“Eddie Chambers winning changes the landscape of the heavyweight division as we know it today,” Goossen said simply.
Right now, any kind of a change is welcome. Nothing against the Klitschkos, two talented boxers and classy men, but the division will become infinitely more compelling if one of them tumbles.
Unfortunately, a Chambers victory is a major long shot, as he lacks the punching power to place Wladimir in real peril. So what else might restore some American interest in the heavyweight division?
A great fight between Arreola and Adamek would help. An alphabet title fight between the winner and David Haye would be a potentially sensational next step. If Chambers can’t upset Wladimir, then mandatory challenger Alexander Povetkin pulling it off would be a positive development. (Povetkin isn’t American, but he’s trained by the highly visible Teddy Atlas and has an aggressive style.)
The heavyweight division isn’t dead. But in America, it doesn’t quite feel alive right now either, does it?
A train wreck of a TV show like Heroes can get cancelled. The heavyweight division can’t. It will continue on no matter what. But will American fans be able to watch it? The answer depends on what happens this Saturday and in the months ahead.
ÔÇó There’s not a whole lot you can say about Manny Pacquiao-Josh Clottey. The best fighter in the world turned in a near-perfect performance, and his opponent gave a disappointing performance. But I strongly disagreed with the HBO commentary crew’s insistence that Clottey wasn’t letting his hands go because he was afraid of Pacquiao countering him. In reality, every time Clottey punched, Pacquiao stopped punching. Clottey’s best defense would have been to employ something resembling an offense.
ÔÇó Note to the company that bought advertising space on Alfonso Gomez’s back: Fancy lettering that’s borderline illegible probably isn’t the way to get the most bang for your buck.
ÔÇó I’m thrilled that Timothy Bradley is being moved into big fights. And I love watching Luis Carlos Abregu. But the two of them sharing a ring is a travesty. I traveled back in time and asked 1999 Roy Jones what he thought, and even he said it was a gross mismatch.
ÔÇó Ever wonder what the 19,000-seat Thomas & Mack Center would look like with only 500 people in it? You’ll find out when Evander Holyfield meets Frans Botha on April 10.
ÔÇó More Omar Henry, please. Somebody has to teach this guy how to start a little faster, but otherwise, I like everything about him.
ÔÇó A new episode of the hit audio show RING Theory (hey, this is my column, I can call it a hit if I want to), will be going up this week, highlighted by a return appearance from THE RING Editor-in-Chief Nigel Collins.
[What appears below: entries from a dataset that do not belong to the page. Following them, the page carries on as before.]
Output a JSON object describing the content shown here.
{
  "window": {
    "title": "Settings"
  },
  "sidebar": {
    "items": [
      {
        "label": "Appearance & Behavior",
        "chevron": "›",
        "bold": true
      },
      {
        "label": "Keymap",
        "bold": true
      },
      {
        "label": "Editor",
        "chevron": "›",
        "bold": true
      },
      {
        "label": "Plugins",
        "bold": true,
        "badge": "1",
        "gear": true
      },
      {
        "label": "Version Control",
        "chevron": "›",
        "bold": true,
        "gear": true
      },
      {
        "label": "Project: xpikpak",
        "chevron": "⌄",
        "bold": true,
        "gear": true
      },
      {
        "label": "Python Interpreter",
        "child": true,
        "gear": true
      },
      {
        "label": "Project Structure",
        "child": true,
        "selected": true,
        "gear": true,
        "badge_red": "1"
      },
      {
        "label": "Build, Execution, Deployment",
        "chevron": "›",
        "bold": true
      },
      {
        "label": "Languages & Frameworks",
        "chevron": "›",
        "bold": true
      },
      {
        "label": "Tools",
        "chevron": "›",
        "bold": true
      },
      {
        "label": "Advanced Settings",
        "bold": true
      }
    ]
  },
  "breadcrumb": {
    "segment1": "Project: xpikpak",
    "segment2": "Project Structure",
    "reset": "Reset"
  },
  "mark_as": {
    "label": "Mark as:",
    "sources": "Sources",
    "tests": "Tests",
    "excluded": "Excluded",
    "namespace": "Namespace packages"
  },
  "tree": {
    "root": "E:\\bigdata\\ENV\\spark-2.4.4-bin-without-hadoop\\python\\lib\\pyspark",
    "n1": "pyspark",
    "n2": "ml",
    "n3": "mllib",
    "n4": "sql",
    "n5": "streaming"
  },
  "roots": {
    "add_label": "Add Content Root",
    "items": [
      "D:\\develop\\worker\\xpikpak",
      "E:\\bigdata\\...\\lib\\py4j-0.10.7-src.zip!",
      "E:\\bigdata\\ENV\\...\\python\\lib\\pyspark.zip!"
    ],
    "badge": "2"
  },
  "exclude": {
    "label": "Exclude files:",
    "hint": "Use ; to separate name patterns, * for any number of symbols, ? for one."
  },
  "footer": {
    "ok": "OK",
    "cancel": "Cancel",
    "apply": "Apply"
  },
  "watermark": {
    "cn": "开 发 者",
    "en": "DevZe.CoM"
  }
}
If that’s not reason enough to press play, here are two more for you: You’ll probably get to hear me eat some crow for taking the “under” on my co-host Bill Dettloff’s prediction of 44,000 strong at Cowboys Stadium; and you might get to hear me re-enact the O.J. car chase, the 1969 moon landing, and the JFK assassination, while Bill sits there and doesn’t react, having no knowledge of any of those events.
Eric Raskin can be reached at [email protected] You can read his articles each month in THE RING magazine.